• Exercise brief:
Copy exactly, and only, the lines from the line containing "Convert this screenshot" through the last line of the records below, both included, and leave out any pictures.

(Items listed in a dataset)
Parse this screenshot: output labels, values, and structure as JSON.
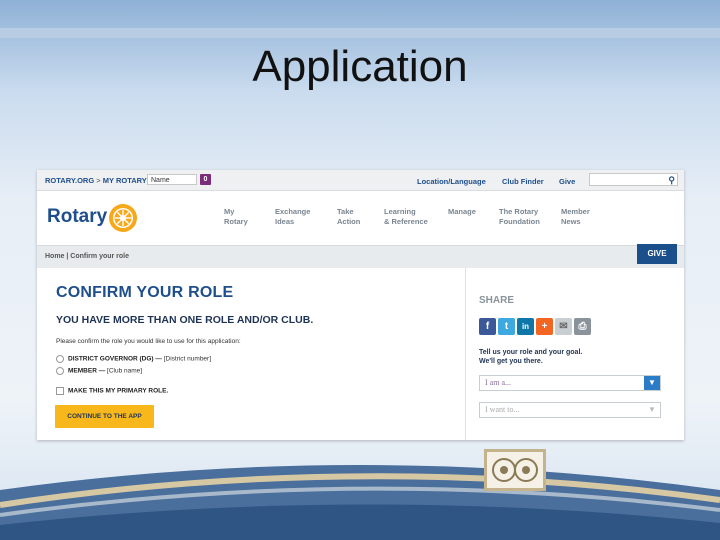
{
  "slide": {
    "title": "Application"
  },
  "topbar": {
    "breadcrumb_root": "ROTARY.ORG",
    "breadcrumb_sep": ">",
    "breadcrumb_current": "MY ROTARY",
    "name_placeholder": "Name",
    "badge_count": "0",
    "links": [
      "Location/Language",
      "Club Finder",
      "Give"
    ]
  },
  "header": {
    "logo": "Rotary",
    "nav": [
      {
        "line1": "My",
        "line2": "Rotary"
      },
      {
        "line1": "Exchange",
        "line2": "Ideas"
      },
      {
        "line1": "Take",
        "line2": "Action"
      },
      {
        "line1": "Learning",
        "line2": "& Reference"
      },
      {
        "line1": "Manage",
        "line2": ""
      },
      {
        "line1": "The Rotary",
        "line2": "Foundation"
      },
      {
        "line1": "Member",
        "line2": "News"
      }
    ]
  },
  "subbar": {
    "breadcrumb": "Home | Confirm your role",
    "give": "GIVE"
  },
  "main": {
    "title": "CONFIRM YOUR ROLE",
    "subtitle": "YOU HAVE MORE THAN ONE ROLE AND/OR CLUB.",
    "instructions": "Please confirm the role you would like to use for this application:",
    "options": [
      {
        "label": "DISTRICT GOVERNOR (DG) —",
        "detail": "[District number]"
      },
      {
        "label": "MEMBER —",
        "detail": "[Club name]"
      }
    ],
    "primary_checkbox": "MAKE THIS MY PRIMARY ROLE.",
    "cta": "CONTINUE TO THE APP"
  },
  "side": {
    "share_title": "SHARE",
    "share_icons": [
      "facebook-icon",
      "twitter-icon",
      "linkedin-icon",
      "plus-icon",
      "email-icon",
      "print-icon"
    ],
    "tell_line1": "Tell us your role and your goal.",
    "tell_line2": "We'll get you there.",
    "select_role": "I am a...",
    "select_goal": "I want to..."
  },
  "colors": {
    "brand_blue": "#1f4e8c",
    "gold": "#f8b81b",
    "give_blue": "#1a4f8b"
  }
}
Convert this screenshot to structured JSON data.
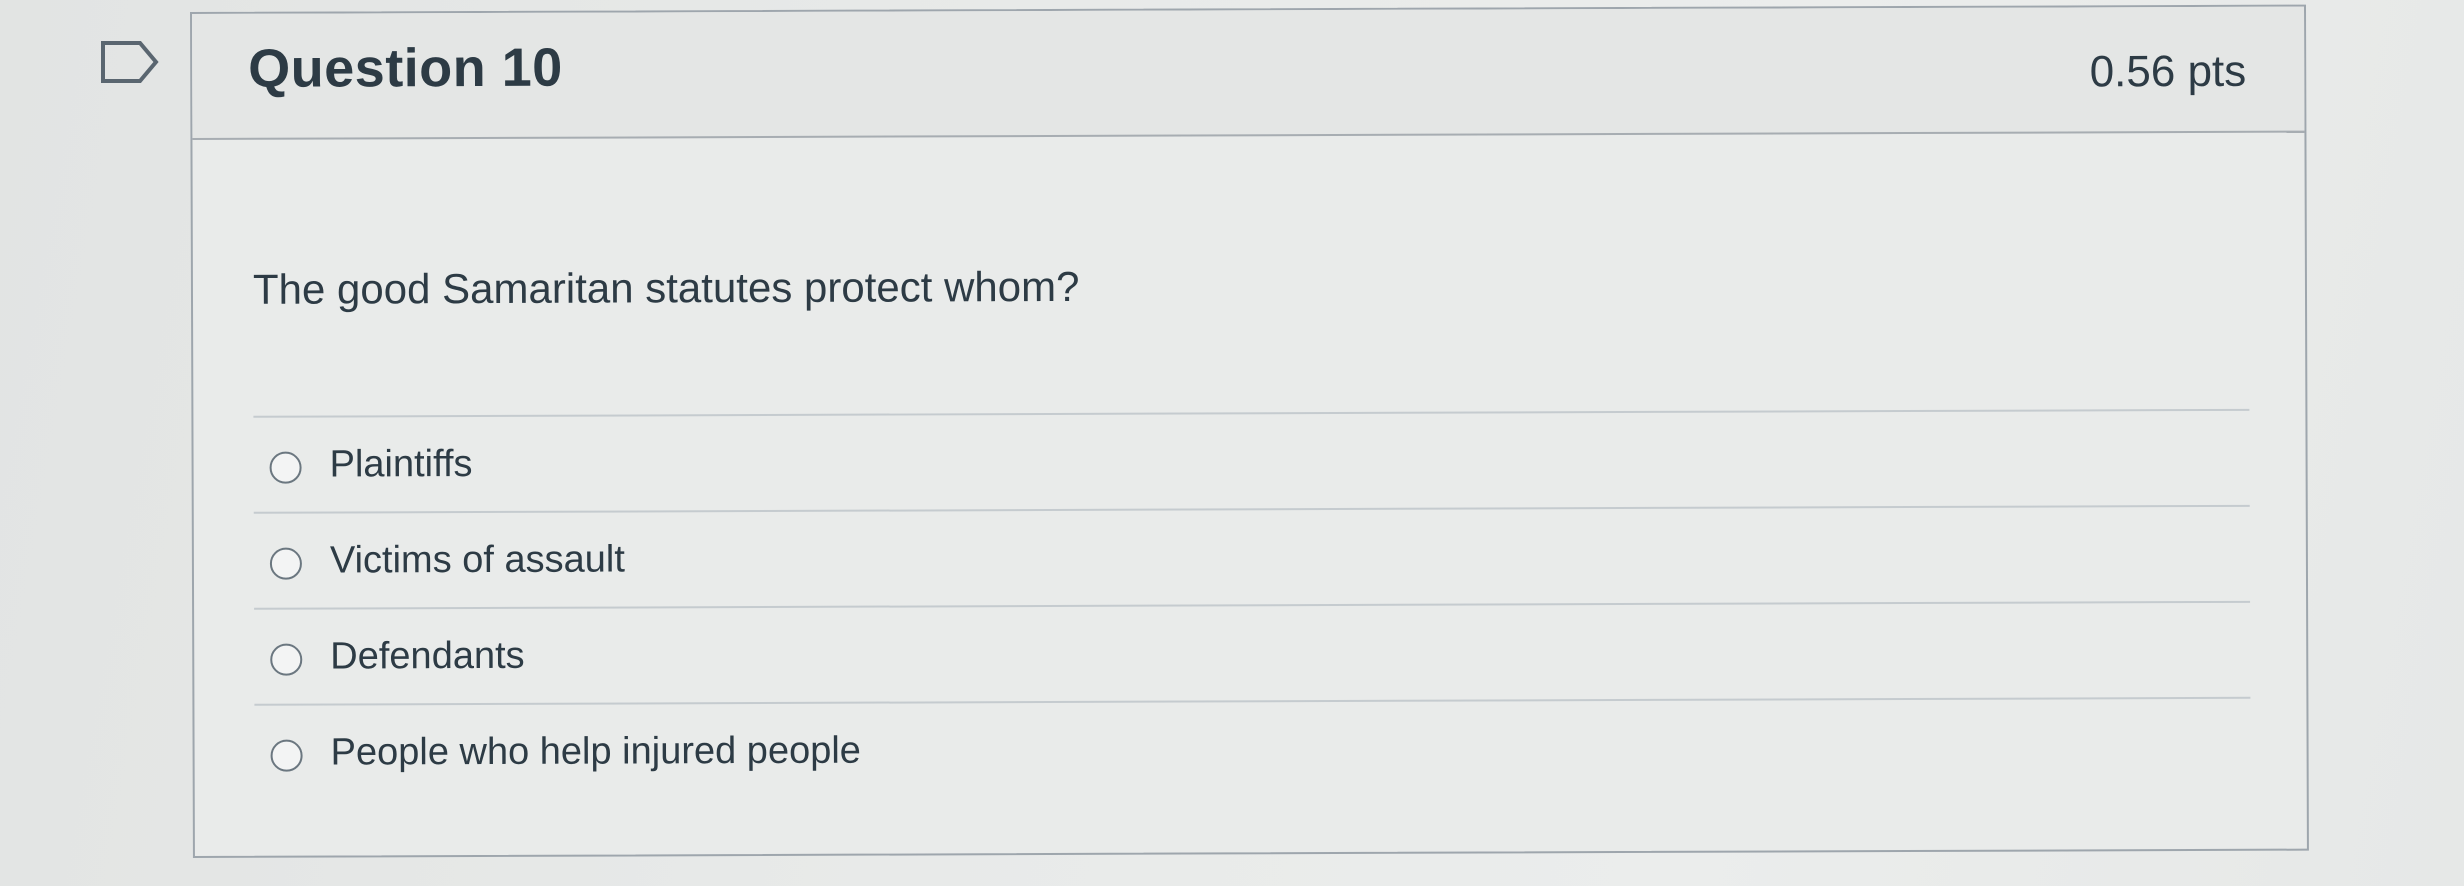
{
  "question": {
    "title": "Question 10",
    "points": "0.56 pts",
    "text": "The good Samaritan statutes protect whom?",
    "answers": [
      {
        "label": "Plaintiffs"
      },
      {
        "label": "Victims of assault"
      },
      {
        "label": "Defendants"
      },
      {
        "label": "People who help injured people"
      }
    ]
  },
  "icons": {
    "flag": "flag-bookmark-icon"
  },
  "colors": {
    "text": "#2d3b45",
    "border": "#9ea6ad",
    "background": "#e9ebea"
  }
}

• Response to the exercise:
Convert this screenshot to structured JSON data.
{
  "question": {
    "title": "Question 10",
    "points": "0.56 pts",
    "text": "The good Samaritan statutes protect whom?",
    "answers": [
      {
        "label": "Plaintiffs"
      },
      {
        "label": "Victims of assault"
      },
      {
        "label": "Defendants"
      },
      {
        "label": "People who help injured people"
      }
    ]
  },
  "icons": {
    "flag": "flag-bookmark-icon"
  },
  "colors": {
    "text": "#2d3b45",
    "border": "#9ea6ad",
    "background": "#e9ebea"
  }
}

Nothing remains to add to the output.